■ **EXERCISE GOAL**: In the copy of these records, include no pictures and change nothing else.

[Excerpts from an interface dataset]
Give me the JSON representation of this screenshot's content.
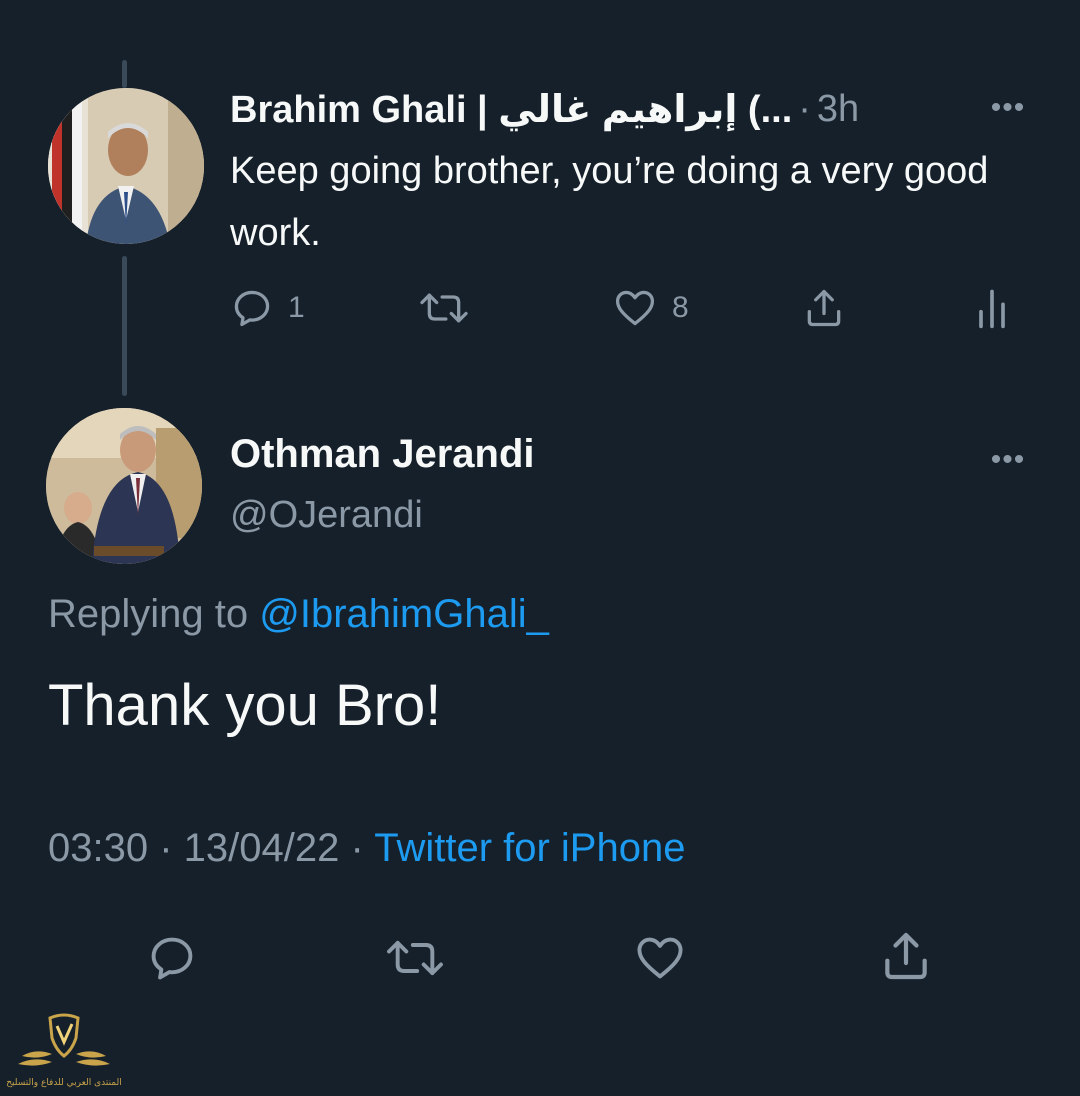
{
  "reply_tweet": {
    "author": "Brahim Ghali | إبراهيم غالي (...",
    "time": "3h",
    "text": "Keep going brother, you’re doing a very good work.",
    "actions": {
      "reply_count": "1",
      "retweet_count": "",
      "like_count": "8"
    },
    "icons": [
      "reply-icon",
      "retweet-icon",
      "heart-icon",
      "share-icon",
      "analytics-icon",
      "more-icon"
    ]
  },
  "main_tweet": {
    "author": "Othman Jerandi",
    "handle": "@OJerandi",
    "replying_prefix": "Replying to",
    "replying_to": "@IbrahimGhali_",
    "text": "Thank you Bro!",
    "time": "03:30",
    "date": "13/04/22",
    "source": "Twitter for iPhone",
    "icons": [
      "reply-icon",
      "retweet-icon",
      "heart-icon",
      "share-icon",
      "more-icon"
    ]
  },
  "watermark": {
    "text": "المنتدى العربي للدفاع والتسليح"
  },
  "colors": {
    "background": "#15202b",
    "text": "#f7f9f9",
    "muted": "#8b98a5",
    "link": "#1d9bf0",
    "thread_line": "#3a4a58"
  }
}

■ **ANSWER SECTION**:
Give me the JSON representation of this screenshot's content.
{
  "reply_tweet": {
    "author": "Brahim Ghali | إبراهيم غالي (...",
    "time": "3h",
    "text": "Keep going brother, you’re doing a very good work.",
    "actions": {
      "reply_count": "1",
      "retweet_count": "",
      "like_count": "8"
    },
    "icons": [
      "reply-icon",
      "retweet-icon",
      "heart-icon",
      "share-icon",
      "analytics-icon",
      "more-icon"
    ]
  },
  "main_tweet": {
    "author": "Othman Jerandi",
    "handle": "@OJerandi",
    "replying_prefix": "Replying to",
    "replying_to": "@IbrahimGhali_",
    "text": "Thank you Bro!",
    "time": "03:30",
    "date": "13/04/22",
    "source": "Twitter for iPhone",
    "icons": [
      "reply-icon",
      "retweet-icon",
      "heart-icon",
      "share-icon",
      "more-icon"
    ]
  },
  "watermark": {
    "text": "المنتدى العربي للدفاع والتسليح"
  },
  "colors": {
    "background": "#15202b",
    "text": "#f7f9f9",
    "muted": "#8b98a5",
    "link": "#1d9bf0",
    "thread_line": "#3a4a58"
  }
}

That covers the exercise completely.